* [EXERCISE OBJECTIVE]
Each record that follows should be repeated exactly, minus any images.
[[ GIVEN ENTRIES open ]]
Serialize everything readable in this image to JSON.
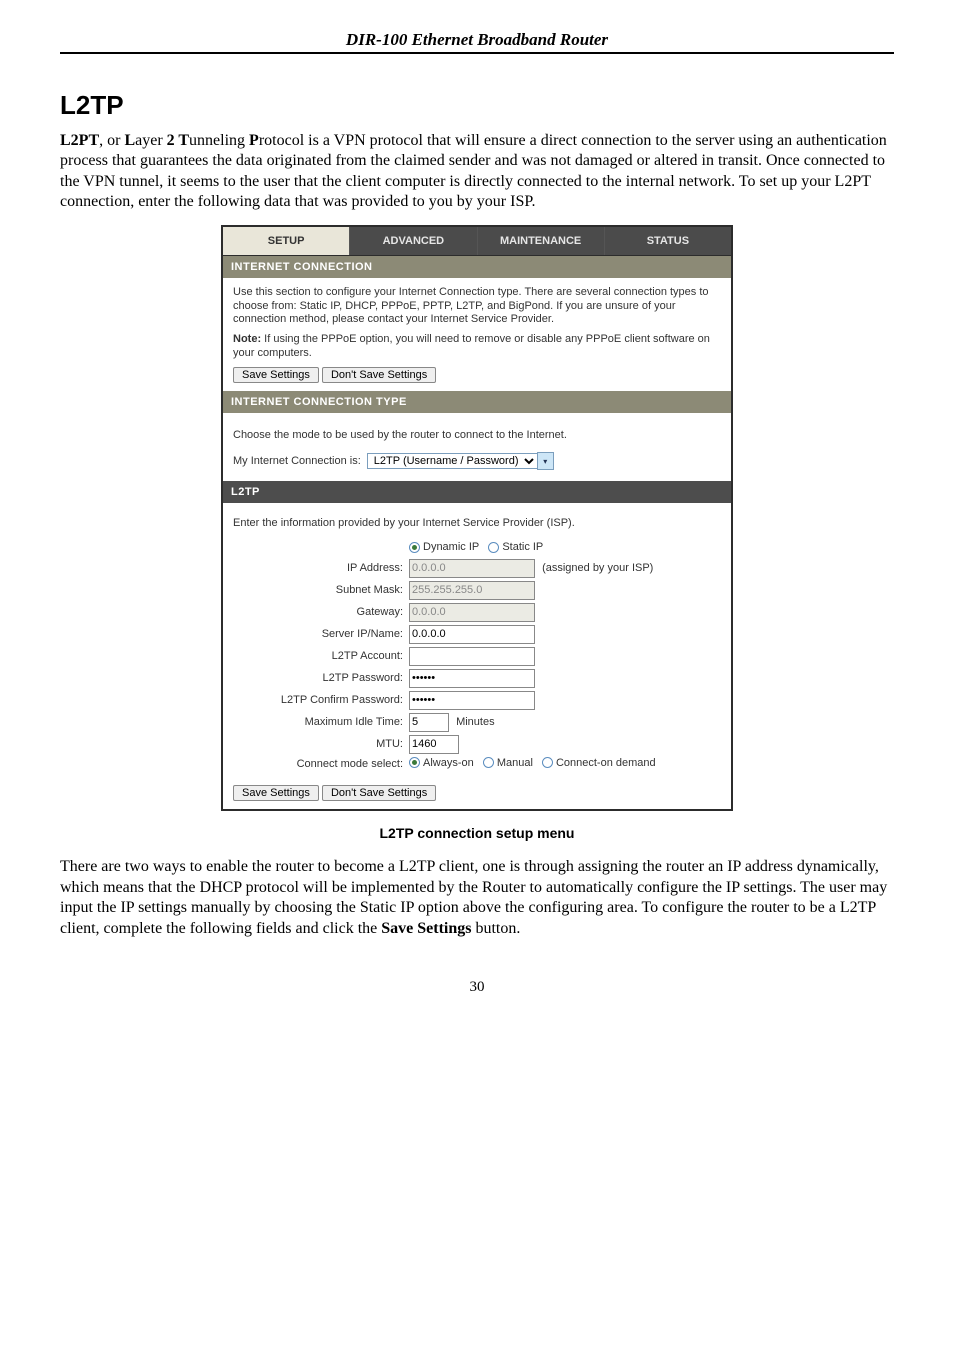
{
  "header": {
    "title": "DIR-100 Ethernet Broadband Router"
  },
  "section": {
    "heading": "L2TP",
    "intro_html": "L2PT, or Layer 2 Tunneling Protocol is a VPN protocol that will ensure a direct connection to the server using an authentication process that guarantees the data originated from the claimed sender and was not damaged or altered in transit. Once connected to the VPN tunnel, it seems to the user that the client computer is directly connected to the internal network. To set up your L2PT connection, enter the following data that was provided to you by your ISP."
  },
  "app": {
    "tabs": {
      "setup": "SETUP",
      "advanced": "ADVANCED",
      "maintenance": "MAINTENANCE",
      "status": "STATUS"
    },
    "conn_section": {
      "title": "INTERNET CONNECTION",
      "desc": "Use this section to configure your Internet Connection type. There are several connection types to choose from: Static IP, DHCP, PPPoE, PPTP, L2TP, and BigPond. If you are unsure of your connection method, please contact your Internet Service Provider.",
      "note_label": "Note:",
      "note_text": " If using the PPPoE option, you will need to remove or disable any PPPoE client software on your computers.",
      "save": "Save Settings",
      "dont_save": "Don't Save Settings"
    },
    "type_section": {
      "title": "INTERNET CONNECTION TYPE",
      "desc": "Choose the mode to be used by the router to connect to the Internet.",
      "label": "My Internet Connection is:",
      "value": "L2TP (Username / Password)"
    },
    "l2tp_section": {
      "title": "L2TP",
      "desc": "Enter the information provided by your Internet Service Provider (ISP).",
      "ipmode": {
        "dynamic": "Dynamic IP",
        "static": "Static IP"
      },
      "fields": {
        "ip_label": "IP Address:",
        "ip_value": "0.0.0.0",
        "ip_hint": "(assigned by your ISP)",
        "mask_label": "Subnet Mask:",
        "mask_value": "255.255.255.0",
        "gw_label": "Gateway:",
        "gw_value": "0.0.0.0",
        "srv_label": "Server IP/Name:",
        "srv_value": "0.0.0.0",
        "acct_label": "L2TP Account:",
        "acct_value": "",
        "pw_label": "L2TP Password:",
        "pw_value": "••••••",
        "cpw_label": "L2TP Confirm Password:",
        "cpw_value": "••••••",
        "idle_label": "Maximum Idle Time:",
        "idle_value": "5",
        "idle_unit": "Minutes",
        "mtu_label": "MTU:",
        "mtu_value": "1460",
        "mode_label": "Connect mode select:",
        "mode_always": "Always-on",
        "mode_manual": "Manual",
        "mode_demand": "Connect-on demand"
      },
      "save": "Save Settings",
      "dont_save": "Don't Save Settings"
    }
  },
  "caption": "L2TP connection setup menu",
  "outro": {
    "text_pre": "There are two ways to enable the router to become a L2TP client, one is through assigning the router an IP address dynamically, which means that the DHCP protocol will be implemented by the Router to automatically configure the IP settings. The user may input the IP settings manually by choosing the Static IP option above the configuring area. To configure the router to be a L2TP client, complete the following fields and click the ",
    "bold": "Save Settings",
    "text_post": " button."
  },
  "page_number": "30"
}
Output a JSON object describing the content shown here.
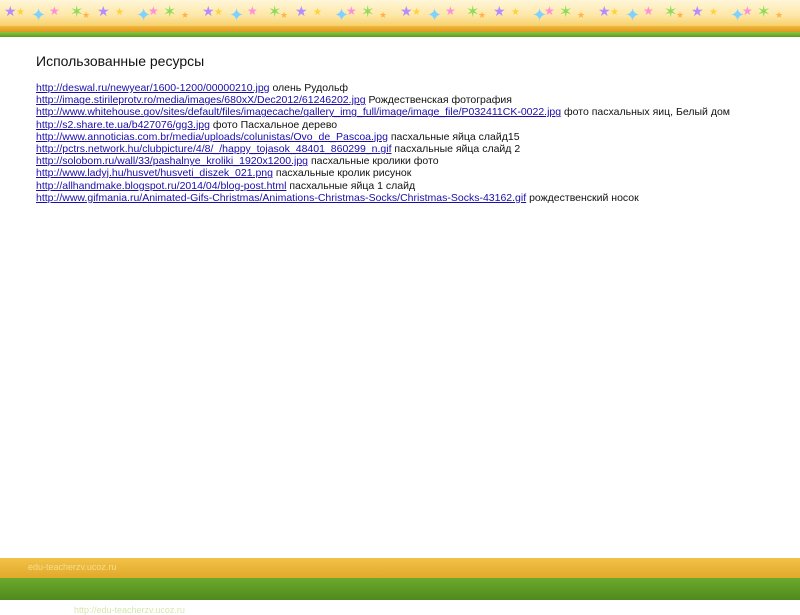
{
  "theme": {
    "banner_star_colors": [
      "#b48cff",
      "#ffd23a",
      "#7fd1ff",
      "#ff8fd6",
      "#8fdc5a",
      "#ffb347"
    ]
  },
  "page": {
    "title": "Использованные ресурсы"
  },
  "references": [
    {
      "url": "http://deswal.ru/newyear/1600-1200/00000210.jpg",
      "description": "олень Рудольф"
    },
    {
      "url": "http://image.stirileprotv.ro/media/images/680xX/Dec2012/61246202.jpg",
      "description": "Рождественская фотография"
    },
    {
      "url": "http://www.whitehouse.gov/sites/default/files/imagecache/gallery_img_full/image/image_file/P032411CK-0022.jpg",
      "description": "фото пасхальных яиц, Белый дом"
    },
    {
      "url": "http://s2.share.te.ua/b427076/gg3.jpg",
      "description": "фото Пасхальное дерево"
    },
    {
      "url": "http://www.annoticias.com.br/media/uploads/colunistas/Ovo_de_Pascoa.jpg",
      "description": "пасхальные яйца слайд15"
    },
    {
      "url": "http://pctrs.network.hu/clubpicture/4/8/_/happy_tojasok_48401_860299_n.gif",
      "description": "пасхальные яйца слайд 2"
    },
    {
      "url": "http://solobom.ru/wall/33/pashalnye_kroliki_1920x1200.jpg",
      "description": "пасхальные кролики фото"
    },
    {
      "url": "http://www.ladyj.hu/husvet/husveti_diszek_021.png",
      "description": "пасхальные кролик рисунок"
    },
    {
      "url": "http://allhandmake.blogspot.ru/2014/04/blog-post.html",
      "description": "пасхальные яйца 1 слайд"
    },
    {
      "url": "http://www.gifmania.ru/Animated-Gifs-Christmas/Animations-Christmas-Socks/Christmas-Socks-43162.gif",
      "description": "рождественский носок"
    }
  ],
  "footer": {
    "site": "edu-teacherzv.ucoz.ru",
    "url": "http://edu-teacherzv.ucoz.ru"
  }
}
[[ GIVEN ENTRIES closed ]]
* [SOLUTION TO THIS TASK]
Serialize everything readable in this image to JSON.
{
  "header": {
    "title": "DIR-100 Ethernet Broadband Router"
  },
  "section": {
    "heading": "L2TP",
    "intro_html": "L2PT, or Layer 2 Tunneling Protocol is a VPN protocol that will ensure a direct connection to the server using an authentication process that guarantees the data originated from the claimed sender and was not damaged or altered in transit. Once connected to the VPN tunnel, it seems to the user that the client computer is directly connected to the internal network. To set up your L2PT connection, enter the following data that was provided to you by your ISP."
  },
  "app": {
    "tabs": {
      "setup": "SETUP",
      "advanced": "ADVANCED",
      "maintenance": "MAINTENANCE",
      "status": "STATUS"
    },
    "conn_section": {
      "title": "INTERNET CONNECTION",
      "desc": "Use this section to configure your Internet Connection type. There are several connection types to choose from: Static IP, DHCP, PPPoE, PPTP, L2TP, and BigPond. If you are unsure of your connection method, please contact your Internet Service Provider.",
      "note_label": "Note:",
      "note_text": " If using the PPPoE option, you will need to remove or disable any PPPoE client software on your computers.",
      "save": "Save Settings",
      "dont_save": "Don't Save Settings"
    },
    "type_section": {
      "title": "INTERNET CONNECTION TYPE",
      "desc": "Choose the mode to be used by the router to connect to the Internet.",
      "label": "My Internet Connection is:",
      "value": "L2TP (Username / Password)"
    },
    "l2tp_section": {
      "title": "L2TP",
      "desc": "Enter the information provided by your Internet Service Provider (ISP).",
      "ipmode": {
        "dynamic": "Dynamic IP",
        "static": "Static IP"
      },
      "fields": {
        "ip_label": "IP Address:",
        "ip_value": "0.0.0.0",
        "ip_hint": "(assigned by your ISP)",
        "mask_label": "Subnet Mask:",
        "mask_value": "255.255.255.0",
        "gw_label": "Gateway:",
        "gw_value": "0.0.0.0",
        "srv_label": "Server IP/Name:",
        "srv_value": "0.0.0.0",
        "acct_label": "L2TP Account:",
        "acct_value": "",
        "pw_label": "L2TP Password:",
        "pw_value": "••••••",
        "cpw_label": "L2TP Confirm Password:",
        "cpw_value": "••••••",
        "idle_label": "Maximum Idle Time:",
        "idle_value": "5",
        "idle_unit": "Minutes",
        "mtu_label": "MTU:",
        "mtu_value": "1460",
        "mode_label": "Connect mode select:",
        "mode_always": "Always-on",
        "mode_manual": "Manual",
        "mode_demand": "Connect-on demand"
      },
      "save": "Save Settings",
      "dont_save": "Don't Save Settings"
    }
  },
  "caption": "L2TP connection setup menu",
  "outro": {
    "text_pre": "There are two ways to enable the router to become a L2TP client, one is through assigning the router an IP address dynamically, which means that the DHCP protocol will be implemented by the Router to automatically configure the IP settings. The user may input the IP settings manually by choosing the Static IP option above the configuring area. To configure the router to be a L2TP client, complete the following fields and click the ",
    "bold": "Save Settings",
    "text_post": " button."
  },
  "page_number": "30"
}
Output a JSON object describing the content shown here.
{
  "theme": {
    "banner_star_colors": [
      "#b48cff",
      "#ffd23a",
      "#7fd1ff",
      "#ff8fd6",
      "#8fdc5a",
      "#ffb347"
    ]
  },
  "page": {
    "title": "Использованные ресурсы"
  },
  "references": [
    {
      "url": "http://deswal.ru/newyear/1600-1200/00000210.jpg",
      "description": "олень Рудольф"
    },
    {
      "url": "http://image.stirileprotv.ro/media/images/680xX/Dec2012/61246202.jpg",
      "description": "Рождественская фотография"
    },
    {
      "url": "http://www.whitehouse.gov/sites/default/files/imagecache/gallery_img_full/image/image_file/P032411CK-0022.jpg",
      "description": "фото пасхальных яиц, Белый дом"
    },
    {
      "url": "http://s2.share.te.ua/b427076/gg3.jpg",
      "description": "фото Пасхальное дерево"
    },
    {
      "url": "http://www.annoticias.com.br/media/uploads/colunistas/Ovo_de_Pascoa.jpg",
      "description": "пасхальные яйца слайд15"
    },
    {
      "url": "http://pctrs.network.hu/clubpicture/4/8/_/happy_tojasok_48401_860299_n.gif",
      "description": "пасхальные яйца слайд 2"
    },
    {
      "url": "http://solobom.ru/wall/33/pashalnye_kroliki_1920x1200.jpg",
      "description": "пасхальные кролики фото"
    },
    {
      "url": "http://www.ladyj.hu/husvet/husveti_diszek_021.png",
      "description": "пасхальные кролик рисунок"
    },
    {
      "url": "http://allhandmake.blogspot.ru/2014/04/blog-post.html",
      "description": "пасхальные яйца 1 слайд"
    },
    {
      "url": "http://www.gifmania.ru/Animated-Gifs-Christmas/Animations-Christmas-Socks/Christmas-Socks-43162.gif",
      "description": "рождественский носок"
    }
  ],
  "footer": {
    "site": "edu-teacherzv.ucoz.ru",
    "url": "http://edu-teacherzv.ucoz.ru"
  }
}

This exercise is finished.